* Problem to solve *
Set down the full listing that follows, word for word.

* Dataset records *
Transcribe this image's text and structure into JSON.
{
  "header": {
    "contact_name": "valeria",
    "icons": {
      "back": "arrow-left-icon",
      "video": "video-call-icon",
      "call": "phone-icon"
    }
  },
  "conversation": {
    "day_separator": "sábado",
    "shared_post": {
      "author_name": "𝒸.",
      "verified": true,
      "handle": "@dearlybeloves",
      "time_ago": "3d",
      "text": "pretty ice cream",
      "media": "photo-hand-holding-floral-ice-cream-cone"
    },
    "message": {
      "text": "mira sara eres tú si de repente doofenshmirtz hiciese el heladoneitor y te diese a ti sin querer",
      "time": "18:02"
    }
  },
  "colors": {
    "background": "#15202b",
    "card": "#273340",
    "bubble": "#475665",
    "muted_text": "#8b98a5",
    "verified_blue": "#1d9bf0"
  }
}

* Answer for this exercise *
Transcribe this image's text and structure into JSON.
{
  "header": {
    "contact_name": "valeria",
    "icons": {
      "back": "arrow-left-icon",
      "video": "video-call-icon",
      "call": "phone-icon"
    }
  },
  "conversation": {
    "day_separator": "sábado",
    "shared_post": {
      "author_name": "𝒸.",
      "verified": true,
      "handle": "@dearlybeloves",
      "time_ago": "3d",
      "text": "pretty ice cream",
      "media": "photo-hand-holding-floral-ice-cream-cone"
    },
    "message": {
      "text": "mira sara eres tú si de repente doofenshmirtz hiciese el heladoneitor y te diese a ti sin querer",
      "time": "18:02"
    }
  },
  "colors": {
    "background": "#15202b",
    "card": "#273340",
    "bubble": "#475665",
    "muted_text": "#8b98a5",
    "verified_blue": "#1d9bf0"
  }
}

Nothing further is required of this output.